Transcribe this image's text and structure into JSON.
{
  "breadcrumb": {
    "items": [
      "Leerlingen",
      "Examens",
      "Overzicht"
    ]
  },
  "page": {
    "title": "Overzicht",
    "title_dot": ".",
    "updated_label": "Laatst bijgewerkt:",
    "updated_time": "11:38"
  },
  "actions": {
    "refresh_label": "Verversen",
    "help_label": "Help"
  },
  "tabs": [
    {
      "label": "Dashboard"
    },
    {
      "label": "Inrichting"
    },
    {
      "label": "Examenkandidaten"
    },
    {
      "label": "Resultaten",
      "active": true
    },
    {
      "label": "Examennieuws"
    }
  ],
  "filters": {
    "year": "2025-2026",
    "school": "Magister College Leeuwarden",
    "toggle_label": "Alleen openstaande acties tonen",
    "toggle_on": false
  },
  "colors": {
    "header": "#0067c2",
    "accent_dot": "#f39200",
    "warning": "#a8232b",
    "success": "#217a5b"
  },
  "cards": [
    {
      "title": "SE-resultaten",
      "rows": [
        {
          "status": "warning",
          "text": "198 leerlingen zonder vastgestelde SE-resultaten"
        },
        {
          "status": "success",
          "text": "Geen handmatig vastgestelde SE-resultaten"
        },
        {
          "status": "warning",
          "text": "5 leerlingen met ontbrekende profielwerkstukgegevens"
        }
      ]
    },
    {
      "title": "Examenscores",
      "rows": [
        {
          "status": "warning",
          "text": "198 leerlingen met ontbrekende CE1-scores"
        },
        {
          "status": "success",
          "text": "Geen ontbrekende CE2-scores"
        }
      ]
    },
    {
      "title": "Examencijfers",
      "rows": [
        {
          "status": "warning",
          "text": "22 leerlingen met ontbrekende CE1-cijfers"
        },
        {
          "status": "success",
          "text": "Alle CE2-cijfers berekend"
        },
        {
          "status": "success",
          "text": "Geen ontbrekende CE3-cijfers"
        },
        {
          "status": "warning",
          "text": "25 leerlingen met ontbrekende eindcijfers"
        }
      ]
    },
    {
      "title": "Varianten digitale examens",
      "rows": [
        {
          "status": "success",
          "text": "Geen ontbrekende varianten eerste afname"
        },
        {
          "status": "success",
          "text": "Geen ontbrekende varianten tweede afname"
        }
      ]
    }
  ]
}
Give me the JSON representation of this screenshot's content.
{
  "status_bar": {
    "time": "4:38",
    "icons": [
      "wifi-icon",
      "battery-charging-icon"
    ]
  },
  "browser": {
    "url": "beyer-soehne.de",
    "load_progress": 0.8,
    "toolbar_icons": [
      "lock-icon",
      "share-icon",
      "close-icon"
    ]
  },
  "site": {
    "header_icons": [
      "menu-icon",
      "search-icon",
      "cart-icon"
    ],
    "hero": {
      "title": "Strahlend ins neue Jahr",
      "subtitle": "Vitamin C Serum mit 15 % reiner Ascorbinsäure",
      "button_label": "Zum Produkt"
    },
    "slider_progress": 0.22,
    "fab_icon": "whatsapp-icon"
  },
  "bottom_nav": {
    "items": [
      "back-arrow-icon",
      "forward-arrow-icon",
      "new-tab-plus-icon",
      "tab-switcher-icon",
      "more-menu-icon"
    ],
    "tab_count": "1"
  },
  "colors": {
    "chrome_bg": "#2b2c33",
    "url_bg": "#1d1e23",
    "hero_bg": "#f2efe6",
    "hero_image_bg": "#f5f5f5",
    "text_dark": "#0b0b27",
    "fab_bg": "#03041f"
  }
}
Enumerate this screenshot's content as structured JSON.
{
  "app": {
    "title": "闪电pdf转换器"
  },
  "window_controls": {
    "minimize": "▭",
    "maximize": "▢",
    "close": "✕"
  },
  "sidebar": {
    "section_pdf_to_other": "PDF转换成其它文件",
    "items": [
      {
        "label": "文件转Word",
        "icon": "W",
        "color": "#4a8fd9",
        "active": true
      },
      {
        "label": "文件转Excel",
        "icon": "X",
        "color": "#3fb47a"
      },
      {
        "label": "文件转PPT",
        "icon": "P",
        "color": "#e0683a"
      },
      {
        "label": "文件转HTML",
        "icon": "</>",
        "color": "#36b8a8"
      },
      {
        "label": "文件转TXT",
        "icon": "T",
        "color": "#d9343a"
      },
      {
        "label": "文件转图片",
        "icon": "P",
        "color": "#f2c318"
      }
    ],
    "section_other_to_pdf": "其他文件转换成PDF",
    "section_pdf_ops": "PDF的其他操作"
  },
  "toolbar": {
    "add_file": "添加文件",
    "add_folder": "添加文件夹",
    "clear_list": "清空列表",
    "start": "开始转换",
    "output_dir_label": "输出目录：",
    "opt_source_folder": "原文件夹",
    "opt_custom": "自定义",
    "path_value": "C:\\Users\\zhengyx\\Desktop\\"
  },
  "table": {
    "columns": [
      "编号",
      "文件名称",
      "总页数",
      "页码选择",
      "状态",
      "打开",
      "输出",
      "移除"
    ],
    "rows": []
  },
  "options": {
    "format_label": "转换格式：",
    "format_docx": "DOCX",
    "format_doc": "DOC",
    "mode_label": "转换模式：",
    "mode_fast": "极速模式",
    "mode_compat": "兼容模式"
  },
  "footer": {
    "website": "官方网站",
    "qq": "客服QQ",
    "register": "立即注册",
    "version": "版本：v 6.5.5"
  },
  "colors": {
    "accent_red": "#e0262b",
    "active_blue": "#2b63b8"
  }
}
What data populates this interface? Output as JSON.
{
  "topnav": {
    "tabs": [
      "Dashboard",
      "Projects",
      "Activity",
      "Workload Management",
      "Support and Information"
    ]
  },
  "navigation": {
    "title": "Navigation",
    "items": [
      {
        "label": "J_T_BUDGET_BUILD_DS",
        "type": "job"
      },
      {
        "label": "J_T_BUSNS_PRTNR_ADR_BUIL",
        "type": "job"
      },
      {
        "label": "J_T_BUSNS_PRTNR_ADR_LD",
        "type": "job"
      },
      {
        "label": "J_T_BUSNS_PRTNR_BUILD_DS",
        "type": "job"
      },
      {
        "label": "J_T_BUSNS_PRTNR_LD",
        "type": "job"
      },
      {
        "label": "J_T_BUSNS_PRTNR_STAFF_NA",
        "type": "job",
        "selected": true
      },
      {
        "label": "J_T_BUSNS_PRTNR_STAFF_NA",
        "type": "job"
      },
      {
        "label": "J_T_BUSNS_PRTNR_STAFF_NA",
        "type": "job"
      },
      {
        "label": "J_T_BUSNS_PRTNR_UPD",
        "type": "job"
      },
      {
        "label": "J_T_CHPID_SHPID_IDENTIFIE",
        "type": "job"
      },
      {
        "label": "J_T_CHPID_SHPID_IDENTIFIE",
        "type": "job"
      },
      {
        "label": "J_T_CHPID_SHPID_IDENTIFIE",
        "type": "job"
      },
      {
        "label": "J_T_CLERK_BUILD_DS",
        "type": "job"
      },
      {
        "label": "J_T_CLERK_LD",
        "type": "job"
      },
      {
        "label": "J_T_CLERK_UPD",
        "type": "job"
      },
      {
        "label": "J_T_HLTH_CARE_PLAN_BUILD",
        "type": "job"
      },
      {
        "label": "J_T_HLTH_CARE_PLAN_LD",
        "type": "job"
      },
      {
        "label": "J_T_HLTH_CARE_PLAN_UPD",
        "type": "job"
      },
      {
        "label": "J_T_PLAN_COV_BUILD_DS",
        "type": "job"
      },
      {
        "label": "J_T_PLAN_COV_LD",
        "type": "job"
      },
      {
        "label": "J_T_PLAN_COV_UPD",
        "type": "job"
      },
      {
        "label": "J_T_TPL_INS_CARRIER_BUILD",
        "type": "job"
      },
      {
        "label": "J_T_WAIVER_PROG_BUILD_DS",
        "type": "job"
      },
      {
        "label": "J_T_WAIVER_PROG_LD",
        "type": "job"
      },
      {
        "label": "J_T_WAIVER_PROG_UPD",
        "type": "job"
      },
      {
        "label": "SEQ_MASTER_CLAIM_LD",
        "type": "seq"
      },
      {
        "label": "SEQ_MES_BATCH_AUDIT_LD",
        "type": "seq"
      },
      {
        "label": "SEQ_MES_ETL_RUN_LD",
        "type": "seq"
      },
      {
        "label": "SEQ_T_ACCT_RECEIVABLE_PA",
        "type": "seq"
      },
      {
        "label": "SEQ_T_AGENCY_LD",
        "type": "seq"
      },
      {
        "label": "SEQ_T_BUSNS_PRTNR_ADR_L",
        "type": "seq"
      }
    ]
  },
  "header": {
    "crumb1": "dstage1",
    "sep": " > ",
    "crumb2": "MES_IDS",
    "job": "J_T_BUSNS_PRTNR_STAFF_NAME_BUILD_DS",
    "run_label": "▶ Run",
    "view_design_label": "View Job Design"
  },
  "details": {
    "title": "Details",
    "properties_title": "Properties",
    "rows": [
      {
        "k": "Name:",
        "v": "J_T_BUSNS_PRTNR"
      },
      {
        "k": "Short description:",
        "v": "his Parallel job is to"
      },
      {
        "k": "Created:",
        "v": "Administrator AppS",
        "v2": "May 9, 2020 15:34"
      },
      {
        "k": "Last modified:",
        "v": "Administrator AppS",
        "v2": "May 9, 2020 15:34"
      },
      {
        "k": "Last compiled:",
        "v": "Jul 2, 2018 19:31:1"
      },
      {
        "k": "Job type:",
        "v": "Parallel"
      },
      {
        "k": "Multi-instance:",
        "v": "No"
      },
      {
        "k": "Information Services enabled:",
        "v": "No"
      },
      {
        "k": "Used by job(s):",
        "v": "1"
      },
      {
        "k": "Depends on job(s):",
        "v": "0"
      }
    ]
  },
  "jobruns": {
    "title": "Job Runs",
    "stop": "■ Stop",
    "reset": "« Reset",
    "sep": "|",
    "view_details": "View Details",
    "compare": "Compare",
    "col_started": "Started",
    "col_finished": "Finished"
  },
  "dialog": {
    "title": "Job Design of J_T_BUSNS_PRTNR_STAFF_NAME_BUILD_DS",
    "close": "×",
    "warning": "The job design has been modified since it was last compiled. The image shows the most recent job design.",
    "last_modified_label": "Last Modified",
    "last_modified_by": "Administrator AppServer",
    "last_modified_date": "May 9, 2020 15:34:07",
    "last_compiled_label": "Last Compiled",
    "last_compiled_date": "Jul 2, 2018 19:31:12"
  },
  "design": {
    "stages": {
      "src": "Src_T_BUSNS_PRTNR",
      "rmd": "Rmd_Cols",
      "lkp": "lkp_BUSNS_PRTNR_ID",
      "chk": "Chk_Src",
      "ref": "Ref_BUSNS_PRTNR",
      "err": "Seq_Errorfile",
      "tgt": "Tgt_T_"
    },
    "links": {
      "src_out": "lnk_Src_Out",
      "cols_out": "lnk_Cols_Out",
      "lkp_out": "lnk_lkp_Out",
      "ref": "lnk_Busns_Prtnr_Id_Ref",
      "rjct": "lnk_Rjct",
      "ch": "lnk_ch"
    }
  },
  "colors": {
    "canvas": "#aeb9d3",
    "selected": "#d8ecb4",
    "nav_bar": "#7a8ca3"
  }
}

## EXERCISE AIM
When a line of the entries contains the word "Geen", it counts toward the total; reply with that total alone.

## TASK SOLUTION
5